Regardless of why Dickens’ involvement ended, I think I can say with certainty that he would have been pleased with Urania Cottage’s track record. According to his own calculations about half of the women who entered the house in its twelve year run, made successful emigrations and found themselves new lives (Bodenheimer 141).
Hartley made another discovery about Urania Cottage. She states, “While I was working on the book, I walked down Lime Grove and was moved to discover that there’s a hostel for the homeless there today. So really, the story has come full circle.”
Auerbach, Nina. Woman and the Demon: the Life of a Victorian Myth. Harvard University Press, 1982. 181. Print.
Bodenheimer, Rosemarie. Knowing Dickens. Cornell University Press, 2007. 136-141.
Hartley, Jenny. Charles Dickens and the House of Fallen Women. The University of Michigan, 2010. Print.
Rogers, Jane. “Dickens and His Involvement in Urania Cottage.” The Victorian Web: An Overview. 27 May 2003. Web. 22 Jan. 2011. http://www.victorianweb.org/authors/dickens/rogers/8.html
Rogers, Jane. “Dickens’s Thoughts on the Success of Urania Cottage and Those of the Inmates Themselves.” The Victorian Web: An Overview. 27 May 2003. Web. 22 Jan. 2011. http://www.victorianweb.org/authors/dickens/rogers/10.html.
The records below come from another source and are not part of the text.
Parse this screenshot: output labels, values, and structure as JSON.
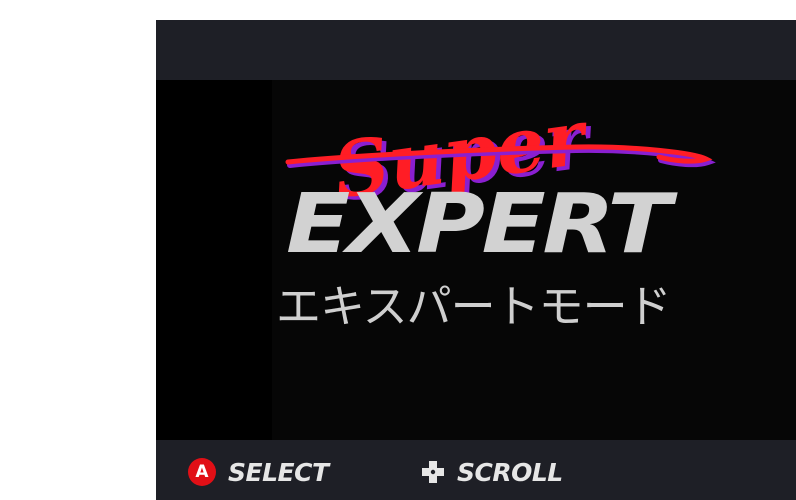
{
  "logo": {
    "script_word": "Super",
    "main_word": "EXPERT",
    "japanese": "エキスパートモード"
  },
  "controls": {
    "select": {
      "button_glyph": "A",
      "label": "SELECT",
      "button_color": "#e10f16"
    },
    "scroll": {
      "icon": "dpad-icon",
      "label": "SCROLL"
    }
  },
  "colors": {
    "bar_background": "#1e1f26",
    "screen_background": "#060606",
    "script_red": "#ff1d25",
    "script_purple": "#8a1fd0",
    "expert_gray": "#d2d2d2"
  }
}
Rogers, Jane. “What Was ‘Fallenness’ and What Was Dickens’s Interest?” The Victorian Web: An Overview. 27 May 2003. Web. 22 Jan. 2011. http://www.victorianweb.org/authors/dickens/rogers/2.html.
Slater, Michael. Charles Dickens. Yale University Press, 2009. 169, 269.
Tomlin, Claire. “The House That Charles Built.” Guardian. 19 Dec 2008: n. page. Web. 29 Jan. 2012. http://www.guardian.co.uk/books/2008/dec/20/charles-dickens-fallen-women-review